# GOAL OF THE EXERCISE:
Gather the lines below that include the string "title", copying each in full.

(MATERIAL SHOWN)

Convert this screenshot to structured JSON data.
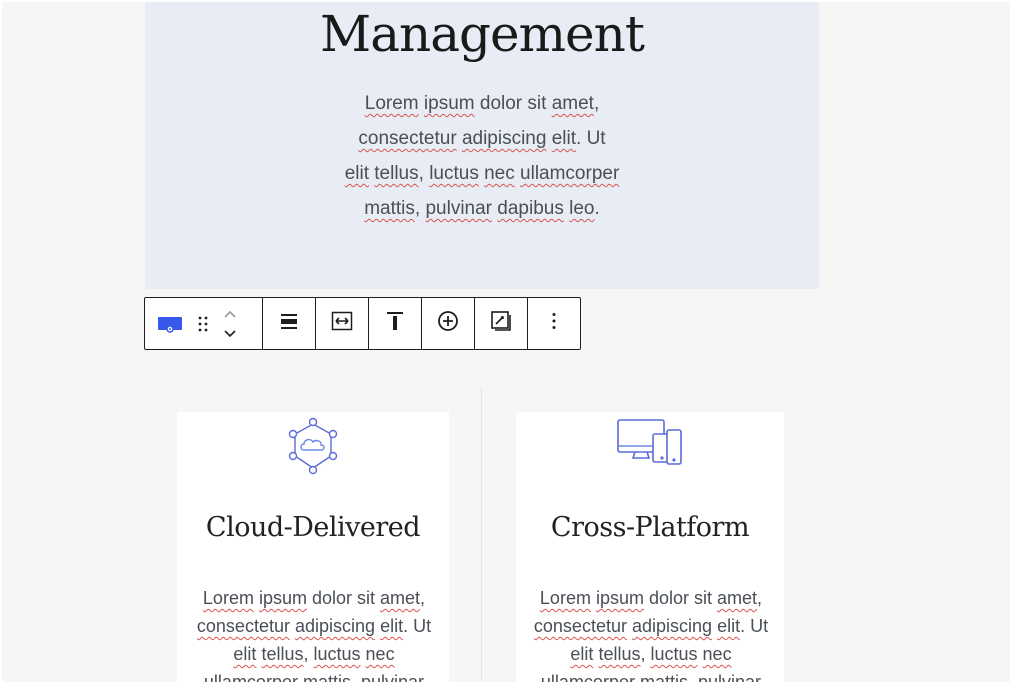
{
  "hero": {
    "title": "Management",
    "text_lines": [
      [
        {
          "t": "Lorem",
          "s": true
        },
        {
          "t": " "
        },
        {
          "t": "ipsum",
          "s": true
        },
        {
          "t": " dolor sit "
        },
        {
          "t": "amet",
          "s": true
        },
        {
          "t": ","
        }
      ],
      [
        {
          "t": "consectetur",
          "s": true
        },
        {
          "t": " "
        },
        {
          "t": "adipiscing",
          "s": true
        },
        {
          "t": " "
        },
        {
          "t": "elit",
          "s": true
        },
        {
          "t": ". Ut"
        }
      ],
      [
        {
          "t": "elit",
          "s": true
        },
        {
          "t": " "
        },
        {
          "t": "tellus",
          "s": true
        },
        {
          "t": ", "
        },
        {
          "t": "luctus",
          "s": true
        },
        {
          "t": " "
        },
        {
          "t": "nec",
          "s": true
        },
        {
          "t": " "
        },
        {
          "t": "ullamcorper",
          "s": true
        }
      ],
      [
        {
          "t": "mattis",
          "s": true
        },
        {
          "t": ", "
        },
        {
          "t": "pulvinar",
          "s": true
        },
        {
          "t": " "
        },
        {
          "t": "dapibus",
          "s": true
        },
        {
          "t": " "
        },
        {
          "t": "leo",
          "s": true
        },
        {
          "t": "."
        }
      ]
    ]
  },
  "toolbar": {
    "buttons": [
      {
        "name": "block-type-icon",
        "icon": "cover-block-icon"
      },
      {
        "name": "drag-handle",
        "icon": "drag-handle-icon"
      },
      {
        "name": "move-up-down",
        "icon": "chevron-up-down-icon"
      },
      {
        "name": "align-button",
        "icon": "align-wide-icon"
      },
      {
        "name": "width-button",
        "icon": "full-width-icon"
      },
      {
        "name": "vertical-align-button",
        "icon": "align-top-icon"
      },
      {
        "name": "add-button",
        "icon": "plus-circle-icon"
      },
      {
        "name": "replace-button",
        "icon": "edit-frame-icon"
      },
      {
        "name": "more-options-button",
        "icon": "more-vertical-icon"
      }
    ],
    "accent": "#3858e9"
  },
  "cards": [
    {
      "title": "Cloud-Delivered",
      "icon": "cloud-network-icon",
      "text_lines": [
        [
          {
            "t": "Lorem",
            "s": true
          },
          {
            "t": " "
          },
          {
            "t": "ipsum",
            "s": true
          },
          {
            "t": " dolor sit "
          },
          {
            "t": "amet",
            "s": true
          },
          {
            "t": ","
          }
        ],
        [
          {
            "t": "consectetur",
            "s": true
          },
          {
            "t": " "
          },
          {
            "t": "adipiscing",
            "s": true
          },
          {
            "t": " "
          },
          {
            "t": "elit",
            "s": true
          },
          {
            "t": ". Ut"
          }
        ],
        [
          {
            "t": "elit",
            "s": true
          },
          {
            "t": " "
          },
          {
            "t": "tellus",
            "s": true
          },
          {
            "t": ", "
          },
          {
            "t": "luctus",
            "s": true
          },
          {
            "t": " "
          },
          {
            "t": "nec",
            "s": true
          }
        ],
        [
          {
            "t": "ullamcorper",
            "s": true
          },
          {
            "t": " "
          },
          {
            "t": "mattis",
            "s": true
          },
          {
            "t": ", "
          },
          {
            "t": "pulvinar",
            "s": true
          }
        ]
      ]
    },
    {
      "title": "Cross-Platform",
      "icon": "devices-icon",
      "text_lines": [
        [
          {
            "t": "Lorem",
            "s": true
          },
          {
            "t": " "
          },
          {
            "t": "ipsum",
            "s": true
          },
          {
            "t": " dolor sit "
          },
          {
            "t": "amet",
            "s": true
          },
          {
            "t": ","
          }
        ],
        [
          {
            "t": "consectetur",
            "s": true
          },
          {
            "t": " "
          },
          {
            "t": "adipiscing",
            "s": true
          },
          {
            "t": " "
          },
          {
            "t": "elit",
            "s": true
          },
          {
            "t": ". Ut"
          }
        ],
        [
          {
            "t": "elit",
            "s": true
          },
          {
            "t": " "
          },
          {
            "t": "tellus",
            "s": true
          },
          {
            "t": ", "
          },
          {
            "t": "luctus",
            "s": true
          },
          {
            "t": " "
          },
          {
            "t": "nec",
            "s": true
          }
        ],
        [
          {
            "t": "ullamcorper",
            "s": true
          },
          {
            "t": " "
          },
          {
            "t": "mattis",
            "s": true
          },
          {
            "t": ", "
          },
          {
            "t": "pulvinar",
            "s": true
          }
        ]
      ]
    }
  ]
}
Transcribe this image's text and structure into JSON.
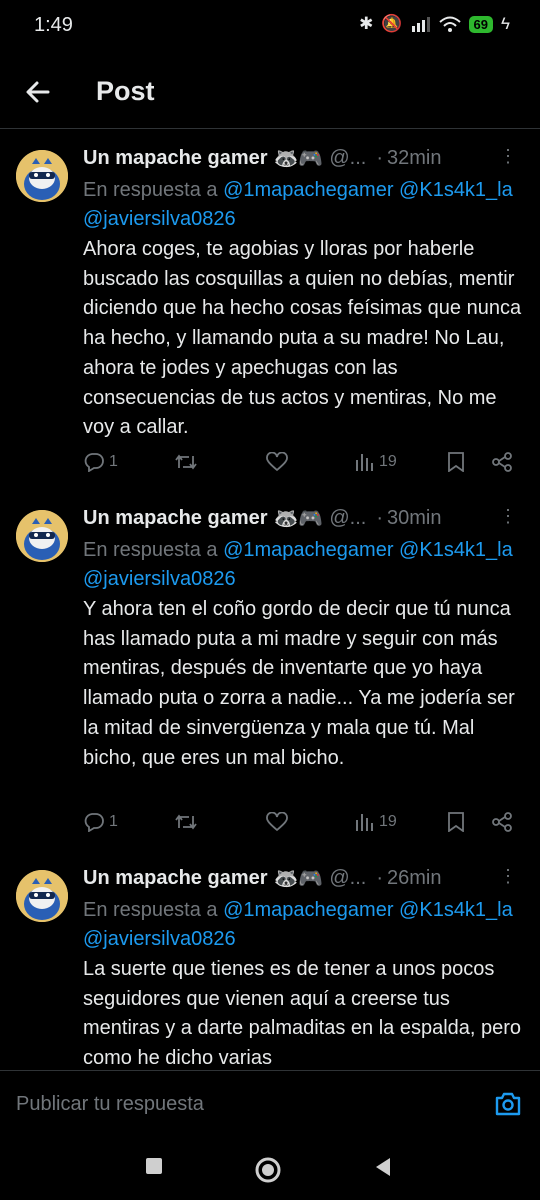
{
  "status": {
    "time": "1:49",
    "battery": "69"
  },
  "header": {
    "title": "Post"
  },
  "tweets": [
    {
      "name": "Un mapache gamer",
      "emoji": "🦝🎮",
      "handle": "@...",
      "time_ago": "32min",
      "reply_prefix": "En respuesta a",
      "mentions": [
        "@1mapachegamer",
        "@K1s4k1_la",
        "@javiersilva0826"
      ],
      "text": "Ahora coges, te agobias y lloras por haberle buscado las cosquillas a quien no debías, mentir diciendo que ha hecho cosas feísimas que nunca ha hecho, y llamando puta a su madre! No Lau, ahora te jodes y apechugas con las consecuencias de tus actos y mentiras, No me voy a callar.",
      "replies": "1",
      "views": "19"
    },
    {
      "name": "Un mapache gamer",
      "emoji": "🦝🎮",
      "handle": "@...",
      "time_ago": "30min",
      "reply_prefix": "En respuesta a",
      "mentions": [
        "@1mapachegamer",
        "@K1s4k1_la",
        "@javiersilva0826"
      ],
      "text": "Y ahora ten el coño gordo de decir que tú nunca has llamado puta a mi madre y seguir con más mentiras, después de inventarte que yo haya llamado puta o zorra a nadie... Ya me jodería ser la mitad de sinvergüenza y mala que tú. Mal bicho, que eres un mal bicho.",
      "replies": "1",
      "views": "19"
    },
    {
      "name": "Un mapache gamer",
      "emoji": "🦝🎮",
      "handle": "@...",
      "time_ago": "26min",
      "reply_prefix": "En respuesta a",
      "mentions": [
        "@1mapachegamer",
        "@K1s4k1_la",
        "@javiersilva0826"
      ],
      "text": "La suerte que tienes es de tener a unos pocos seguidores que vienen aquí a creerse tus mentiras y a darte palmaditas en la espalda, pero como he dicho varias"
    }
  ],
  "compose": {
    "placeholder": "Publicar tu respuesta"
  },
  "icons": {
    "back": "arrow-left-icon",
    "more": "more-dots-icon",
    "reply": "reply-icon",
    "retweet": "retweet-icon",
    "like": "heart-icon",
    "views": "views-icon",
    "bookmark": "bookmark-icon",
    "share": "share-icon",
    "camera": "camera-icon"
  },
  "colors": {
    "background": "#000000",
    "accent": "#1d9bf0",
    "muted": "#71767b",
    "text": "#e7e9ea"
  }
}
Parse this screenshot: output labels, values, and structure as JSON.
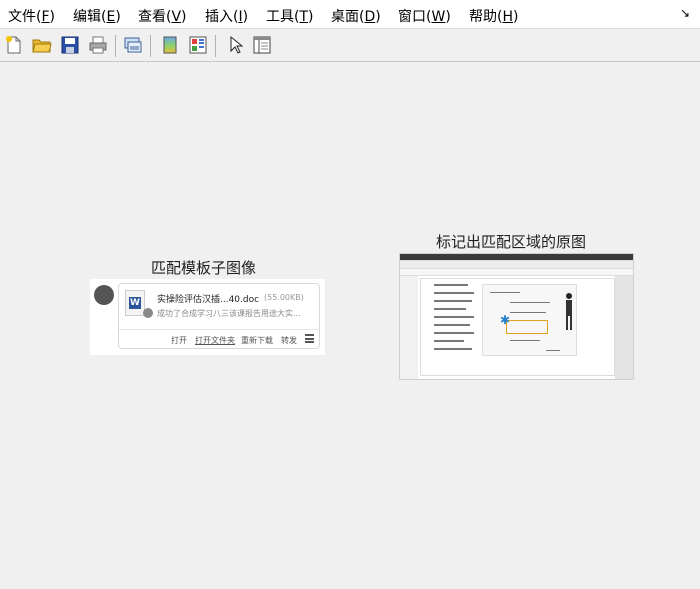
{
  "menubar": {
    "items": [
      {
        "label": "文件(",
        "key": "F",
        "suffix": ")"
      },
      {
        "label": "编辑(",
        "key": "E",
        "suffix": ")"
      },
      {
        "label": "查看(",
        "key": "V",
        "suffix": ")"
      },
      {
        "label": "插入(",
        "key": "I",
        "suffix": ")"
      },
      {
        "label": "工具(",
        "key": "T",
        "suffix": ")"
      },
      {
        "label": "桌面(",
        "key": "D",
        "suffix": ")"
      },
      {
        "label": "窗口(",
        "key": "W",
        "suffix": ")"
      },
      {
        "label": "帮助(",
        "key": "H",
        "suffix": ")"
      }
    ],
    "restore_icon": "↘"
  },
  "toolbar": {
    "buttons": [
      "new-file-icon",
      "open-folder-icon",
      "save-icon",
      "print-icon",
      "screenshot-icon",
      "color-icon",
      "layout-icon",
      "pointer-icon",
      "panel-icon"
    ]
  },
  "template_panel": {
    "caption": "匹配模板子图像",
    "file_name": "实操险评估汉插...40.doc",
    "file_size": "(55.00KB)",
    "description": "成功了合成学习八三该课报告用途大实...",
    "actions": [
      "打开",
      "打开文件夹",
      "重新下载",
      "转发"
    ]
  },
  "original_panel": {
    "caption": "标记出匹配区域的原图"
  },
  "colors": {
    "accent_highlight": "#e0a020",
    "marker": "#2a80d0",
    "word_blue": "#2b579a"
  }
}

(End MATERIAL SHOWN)

# FINAL ANSWER:
    "title": "Management",
      "title": "Cloud-Delivered",
      "title": "Cross-Platform",
    "title": "Post"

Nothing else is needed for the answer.